There’s a big problem with the limitations, specifically on collection pages because you’re limited in how much indexable content you can include without pushing content very far down the page. That’s a very big trade off between having high quality content on your collection pages and poor UX. 

Blog Post Organization & Architecture

We’re a little torn on this one. Shopify has a great blogging platform, but it lacks organization. The way Shopify blogs work is that you have individual posts and then you can organize them by category. 

If you had worked with a platform like WordPress or Ghost or really any other publishing platform, you would assume that all posts would live under the /blog/ directory once published. But Shopify does something interesting in that they allow you to categorize your posts into specific blogs. 

Once categorized, your posts now live under an additional subdirectory in the /blog/ subdirectory. 

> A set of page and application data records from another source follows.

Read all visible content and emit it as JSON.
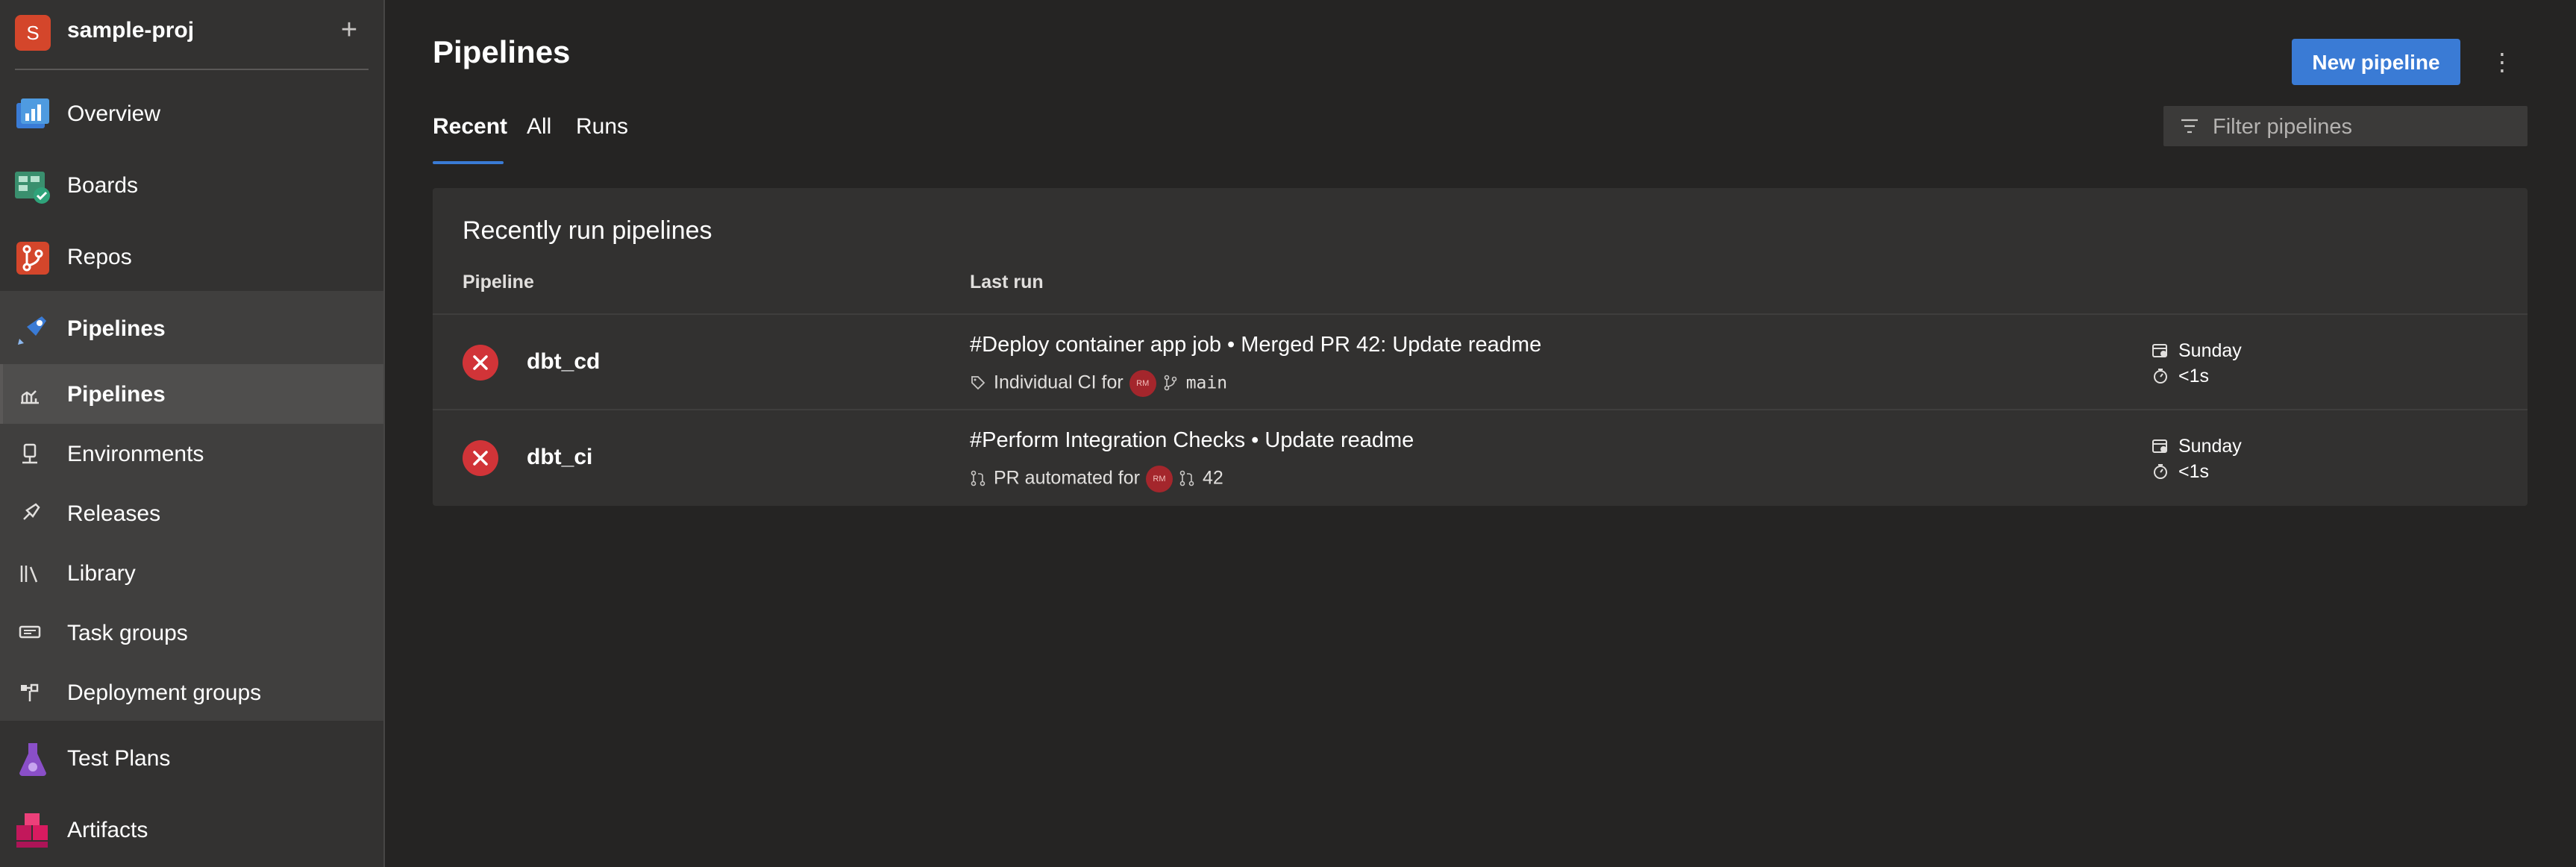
{
  "project": {
    "initial": "S",
    "name": "sample-proj",
    "add_label": "+"
  },
  "sidebar": {
    "items": [
      {
        "label": "Overview",
        "icon": "overview-icon"
      },
      {
        "label": "Boards",
        "icon": "boards-icon"
      },
      {
        "label": "Repos",
        "icon": "repos-icon"
      },
      {
        "label": "Pipelines",
        "icon": "pipelines-icon"
      },
      {
        "label": "Test Plans",
        "icon": "test-plans-icon"
      },
      {
        "label": "Artifacts",
        "icon": "artifacts-icon"
      }
    ],
    "pipelines_sub": [
      {
        "label": "Pipelines",
        "icon": "pipelines-sub-icon"
      },
      {
        "label": "Environments",
        "icon": "environments-icon"
      },
      {
        "label": "Releases",
        "icon": "releases-icon"
      },
      {
        "label": "Library",
        "icon": "library-icon"
      },
      {
        "label": "Task groups",
        "icon": "task-groups-icon"
      },
      {
        "label": "Deployment groups",
        "icon": "deployment-groups-icon"
      }
    ]
  },
  "page": {
    "title": "Pipelines",
    "new_button": "New pipeline",
    "more_label": "⋮",
    "tabs": [
      {
        "label": "Recent"
      },
      {
        "label": "All"
      },
      {
        "label": "Runs"
      }
    ],
    "filter_placeholder": "Filter pipelines"
  },
  "recent": {
    "title": "Recently run pipelines",
    "columns": {
      "pipeline": "Pipeline",
      "last_run": "Last run"
    },
    "rows": [
      {
        "name": "dbt_cd",
        "status": "failed",
        "run_title": "#Deploy container app job • Merged PR 42: Update readme",
        "trigger": "Individual CI for",
        "avatar": "RM",
        "ref": "main",
        "when": "Sunday",
        "duration": "<1s"
      },
      {
        "name": "dbt_ci",
        "status": "failed",
        "run_title": "#Perform Integration Checks • Update readme",
        "trigger": "PR automated for",
        "avatar": "RM",
        "ref": "42",
        "when": "Sunday",
        "duration": "<1s"
      }
    ]
  },
  "colors": {
    "accent": "#3a7bd5",
    "failed": "#d13438",
    "background": "#252423",
    "sidebar": "#333231"
  }
}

As an example, I created a “News” category on my mock site. 

Then, I assigned a post to my “News” blog that I created. 

Now, when I view the post live, it lives under /blog/news/ directory.

Shopify blog’s URL taxonomy and blog creation process creates issues especially if you don’t understand how it works or aren’t organized with your blog creation. You could easily end up with dozens of individual blog feeds and thin blog content published across each.

The problem with Shopify blogs comes down to the intuitiveness and somewhat strange way that it handles the necessary creation of new blog feeds when you publish.

Shopify Uses a Proprietary Coding Language Called “Liquid”

One of the great things about other ecommerce platforms like WooCommerce and Volusion is that both platforms are coded using widely used coding languages like HTML, CSS, PHP, Javascript, and frameworks like Bootstrap. This makes it super easy to find development talent to expand functionality at a pretty reasonable cost.

For Shopify, you’re working with a proprietary coding language called Liquid, it can be somewhat of a learning curve, even if you’re familiar with traditional coding languages. In a way, this is a drawback for the Shopify platform. Any customizations or improvements you’d like to make to your site to improve SEO will have to be done through a liquid developer, limiting your talent pool and forcing you to work within the confines of the liquid code base.

You Will Probably Need Plugins

We included the use of SEO plugins as a pro, but it’s also a con to the Shopify platform. If you want to do anything beyond the fundamentals, you really have to turn to their plugins. Unlike WordPress, which is also a platform that relies heavily on plugins for extended functionality, Shopify typically charges a premium for plugins so you’re going to end up paying more for that extra SEO capabilities, cluttering up your site to achieve customizations, and slowing things down in the process.


If we had to give Shoipfy a grade for SEO, it would be a solid “B.” Here’s why:

The Good Stuff

  • Shopify platform is easy to use for all skill levels and they have a good infrastructure and architecture right out of the gate
  • Shopify offers merchants easy access to SEO basics so you can improve your SEO fundamentals without any additional customizations to the theme
  • If you do want to extend your SEO capabilities, you can turn to a plugin or two to accomplish more

The Bad Stuff

  • There are limitations to the core templates that every ecommerce website uses, notably the collection and product pages
  • Shopify gives you a blog, but we don’t like how it works – not intuitive for the most part
  • Liquid theme presents some limitations on the level of customization you can do for your site and how easy it is to find development talent